TASK DESCRIPTION — Each entry needs to be reproduced exactly, with none left out.

• • •

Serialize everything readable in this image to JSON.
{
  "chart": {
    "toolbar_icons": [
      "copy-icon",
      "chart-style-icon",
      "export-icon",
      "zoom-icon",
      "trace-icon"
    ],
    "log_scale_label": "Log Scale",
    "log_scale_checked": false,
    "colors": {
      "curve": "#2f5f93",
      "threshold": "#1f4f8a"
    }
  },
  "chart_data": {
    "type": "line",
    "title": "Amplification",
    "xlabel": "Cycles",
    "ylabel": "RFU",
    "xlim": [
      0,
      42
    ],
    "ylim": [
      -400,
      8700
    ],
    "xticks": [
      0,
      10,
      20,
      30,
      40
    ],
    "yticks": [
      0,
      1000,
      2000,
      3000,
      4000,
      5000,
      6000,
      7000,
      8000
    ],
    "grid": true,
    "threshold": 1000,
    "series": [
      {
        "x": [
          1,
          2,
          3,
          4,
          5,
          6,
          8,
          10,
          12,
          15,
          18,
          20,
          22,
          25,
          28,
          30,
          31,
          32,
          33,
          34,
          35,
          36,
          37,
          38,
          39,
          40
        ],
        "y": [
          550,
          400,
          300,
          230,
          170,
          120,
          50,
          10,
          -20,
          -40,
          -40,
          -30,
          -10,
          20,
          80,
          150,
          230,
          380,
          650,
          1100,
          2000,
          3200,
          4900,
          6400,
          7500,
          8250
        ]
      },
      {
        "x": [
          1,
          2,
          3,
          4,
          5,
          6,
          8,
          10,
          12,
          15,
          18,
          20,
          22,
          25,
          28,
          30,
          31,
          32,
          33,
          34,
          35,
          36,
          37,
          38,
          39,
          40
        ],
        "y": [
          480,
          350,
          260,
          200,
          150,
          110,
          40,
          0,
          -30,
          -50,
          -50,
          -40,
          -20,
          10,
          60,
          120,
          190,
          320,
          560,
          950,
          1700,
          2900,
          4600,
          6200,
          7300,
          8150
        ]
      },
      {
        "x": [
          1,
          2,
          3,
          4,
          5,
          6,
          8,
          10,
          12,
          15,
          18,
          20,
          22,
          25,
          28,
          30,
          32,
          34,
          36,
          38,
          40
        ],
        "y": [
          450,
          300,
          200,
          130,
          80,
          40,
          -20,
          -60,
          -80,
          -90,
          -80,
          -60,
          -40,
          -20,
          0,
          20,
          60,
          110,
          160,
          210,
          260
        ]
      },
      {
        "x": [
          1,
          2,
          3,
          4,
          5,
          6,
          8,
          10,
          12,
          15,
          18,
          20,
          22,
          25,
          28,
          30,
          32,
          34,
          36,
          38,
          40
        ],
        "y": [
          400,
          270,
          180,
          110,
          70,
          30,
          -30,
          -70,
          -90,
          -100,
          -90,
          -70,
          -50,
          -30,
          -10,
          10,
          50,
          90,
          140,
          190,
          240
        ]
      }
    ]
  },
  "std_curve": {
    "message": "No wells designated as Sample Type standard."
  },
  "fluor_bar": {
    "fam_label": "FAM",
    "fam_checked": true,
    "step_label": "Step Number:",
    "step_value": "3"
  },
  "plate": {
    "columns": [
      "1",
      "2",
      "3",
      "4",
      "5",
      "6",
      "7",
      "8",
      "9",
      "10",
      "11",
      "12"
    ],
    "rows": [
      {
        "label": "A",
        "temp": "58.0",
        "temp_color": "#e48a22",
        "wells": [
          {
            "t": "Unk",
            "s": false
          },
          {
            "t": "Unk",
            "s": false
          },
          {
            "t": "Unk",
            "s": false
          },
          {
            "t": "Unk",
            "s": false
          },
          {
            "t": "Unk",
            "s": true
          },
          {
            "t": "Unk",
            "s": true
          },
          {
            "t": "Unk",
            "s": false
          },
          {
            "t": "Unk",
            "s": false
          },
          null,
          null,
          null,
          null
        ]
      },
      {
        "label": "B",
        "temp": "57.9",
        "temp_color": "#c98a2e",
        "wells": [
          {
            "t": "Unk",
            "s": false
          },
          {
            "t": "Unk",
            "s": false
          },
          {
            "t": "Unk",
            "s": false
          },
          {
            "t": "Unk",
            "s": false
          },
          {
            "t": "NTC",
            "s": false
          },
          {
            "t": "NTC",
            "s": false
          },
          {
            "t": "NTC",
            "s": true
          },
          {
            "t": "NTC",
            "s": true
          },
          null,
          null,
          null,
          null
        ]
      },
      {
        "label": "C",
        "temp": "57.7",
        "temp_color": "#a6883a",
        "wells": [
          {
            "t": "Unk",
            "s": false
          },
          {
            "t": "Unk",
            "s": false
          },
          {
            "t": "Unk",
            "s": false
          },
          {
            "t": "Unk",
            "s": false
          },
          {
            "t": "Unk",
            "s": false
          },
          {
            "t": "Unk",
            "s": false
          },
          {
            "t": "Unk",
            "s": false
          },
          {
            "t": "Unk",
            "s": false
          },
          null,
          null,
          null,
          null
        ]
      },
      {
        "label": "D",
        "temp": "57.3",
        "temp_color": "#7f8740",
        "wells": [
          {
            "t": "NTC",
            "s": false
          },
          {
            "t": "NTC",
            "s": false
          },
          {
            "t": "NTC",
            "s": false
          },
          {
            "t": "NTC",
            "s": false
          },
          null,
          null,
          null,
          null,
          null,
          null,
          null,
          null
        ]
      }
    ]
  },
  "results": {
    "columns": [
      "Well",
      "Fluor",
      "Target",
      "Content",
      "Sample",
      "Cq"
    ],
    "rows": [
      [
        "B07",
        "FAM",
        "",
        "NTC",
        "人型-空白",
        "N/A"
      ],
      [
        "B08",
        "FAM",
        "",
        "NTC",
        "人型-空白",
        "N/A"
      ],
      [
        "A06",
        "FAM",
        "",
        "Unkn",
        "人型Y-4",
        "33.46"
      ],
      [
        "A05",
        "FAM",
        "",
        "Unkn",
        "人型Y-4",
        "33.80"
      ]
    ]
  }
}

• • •

OUTPUT FOR THIS TASK —
Serialize everything readable in this image to JSON.
{
  "chart": {
    "toolbar_icons": [
      "copy-icon",
      "chart-style-icon",
      "export-icon",
      "zoom-icon",
      "trace-icon"
    ],
    "log_scale_label": "Log Scale",
    "log_scale_checked": false,
    "colors": {
      "curve": "#2f5f93",
      "threshold": "#1f4f8a"
    }
  },
  "chart_data": {
    "type": "line",
    "title": "Amplification",
    "xlabel": "Cycles",
    "ylabel": "RFU",
    "xlim": [
      0,
      42
    ],
    "ylim": [
      -400,
      8700
    ],
    "xticks": [
      0,
      10,
      20,
      30,
      40
    ],
    "yticks": [
      0,
      1000,
      2000,
      3000,
      4000,
      5000,
      6000,
      7000,
      8000
    ],
    "grid": true,
    "threshold": 1000,
    "series": [
      {
        "x": [
          1,
          2,
          3,
          4,
          5,
          6,
          8,
          10,
          12,
          15,
          18,
          20,
          22,
          25,
          28,
          30,
          31,
          32,
          33,
          34,
          35,
          36,
          37,
          38,
          39,
          40
        ],
        "y": [
          550,
          400,
          300,
          230,
          170,
          120,
          50,
          10,
          -20,
          -40,
          -40,
          -30,
          -10,
          20,
          80,
          150,
          230,
          380,
          650,
          1100,
          2000,
          3200,
          4900,
          6400,
          7500,
          8250
        ]
      },
      {
        "x": [
          1,
          2,
          3,
          4,
          5,
          6,
          8,
          10,
          12,
          15,
          18,
          20,
          22,
          25,
          28,
          30,
          31,
          32,
          33,
          34,
          35,
          36,
          37,
          38,
          39,
          40
        ],
        "y": [
          480,
          350,
          260,
          200,
          150,
          110,
          40,
          0,
          -30,
          -50,
          -50,
          -40,
          -20,
          10,
          60,
          120,
          190,
          320,
          560,
          950,
          1700,
          2900,
          4600,
          6200,
          7300,
          8150
        ]
      },
      {
        "x": [
          1,
          2,
          3,
          4,
          5,
          6,
          8,
          10,
          12,
          15,
          18,
          20,
          22,
          25,
          28,
          30,
          32,
          34,
          36,
          38,
          40
        ],
        "y": [
          450,
          300,
          200,
          130,
          80,
          40,
          -20,
          -60,
          -80,
          -90,
          -80,
          -60,
          -40,
          -20,
          0,
          20,
          60,
          110,
          160,
          210,
          260
        ]
      },
      {
        "x": [
          1,
          2,
          3,
          4,
          5,
          6,
          8,
          10,
          12,
          15,
          18,
          20,
          22,
          25,
          28,
          30,
          32,
          34,
          36,
          38,
          40
        ],
        "y": [
          400,
          270,
          180,
          110,
          70,
          30,
          -30,
          -70,
          -90,
          -100,
          -90,
          -70,
          -50,
          -30,
          -10,
          10,
          50,
          90,
          140,
          190,
          240
        ]
      }
    ]
  },
  "std_curve": {
    "message": "No wells designated as Sample Type standard."
  },
  "fluor_bar": {
    "fam_label": "FAM",
    "fam_checked": true,
    "step_label": "Step Number:",
    "step_value": "3"
  },
  "plate": {
    "columns": [
      "1",
      "2",
      "3",
      "4",
      "5",
      "6",
      "7",
      "8",
      "9",
      "10",
      "11",
      "12"
    ],
    "rows": [
      {
        "label": "A",
        "temp": "58.0",
        "temp_color": "#e48a22",
        "wells": [
          {
            "t": "Unk",
            "s": false
          },
          {
            "t": "Unk",
            "s": false
          },
          {
            "t": "Unk",
            "s": false
          },
          {
            "t": "Unk",
            "s": false
          },
          {
            "t": "Unk",
            "s": true
          },
          {
            "t": "Unk",
            "s": true
          },
          {
            "t": "Unk",
            "s": false
          },
          {
            "t": "Unk",
            "s": false
          },
          null,
          null,
          null,
          null
        ]
      },
      {
        "label": "B",
        "temp": "57.9",
        "temp_color": "#c98a2e",
        "wells": [
          {
            "t": "Unk",
            "s": false
          },
          {
            "t": "Unk",
            "s": false
          },
          {
            "t": "Unk",
            "s": false
          },
          {
            "t": "Unk",
            "s": false
          },
          {
            "t": "NTC",
            "s": false
          },
          {
            "t": "NTC",
            "s": false
          },
          {
            "t": "NTC",
            "s": true
          },
          {
            "t": "NTC",
            "s": true
          },
          null,
          null,
          null,
          null
        ]
      },
      {
        "label": "C",
        "temp": "57.7",
        "temp_color": "#a6883a",
        "wells": [
          {
            "t": "Unk",
            "s": false
          },
          {
            "t": "Unk",
            "s": false
          },
          {
            "t": "Unk",
            "s": false
          },
          {
            "t": "Unk",
            "s": false
          },
          {
            "t": "Unk",
            "s": false
          },
          {
            "t": "Unk",
            "s": false
          },
          {
            "t": "Unk",
            "s": false
          },
          {
            "t": "Unk",
            "s": false
          },
          null,
          null,
          null,
          null
        ]
      },
      {
        "label": "D",
        "temp": "57.3",
        "temp_color": "#7f8740",
        "wells": [
          {
            "t": "NTC",
            "s": false
          },
          {
            "t": "NTC",
            "s": false
          },
          {
            "t": "NTC",
            "s": false
          },
          {
            "t": "NTC",
            "s": false
          },
          null,
          null,
          null,
          null,
          null,
          null,
          null,
          null
        ]
      }
    ]
  },
  "results": {
    "columns": [
      "Well",
      "Fluor",
      "Target",
      "Content",
      "Sample",
      "Cq"
    ],
    "rows": [
      [
        "B07",
        "FAM",
        "",
        "NTC",
        "人型-空白",
        "N/A"
      ],
      [
        "B08",
        "FAM",
        "",
        "NTC",
        "人型-空白",
        "N/A"
      ],
      [
        "A06",
        "FAM",
        "",
        "Unkn",
        "人型Y-4",
        "33.46"
      ],
      [
        "A05",
        "FAM",
        "",
        "Unkn",
        "人型Y-4",
        "33.80"
      ]
    ]
  }
}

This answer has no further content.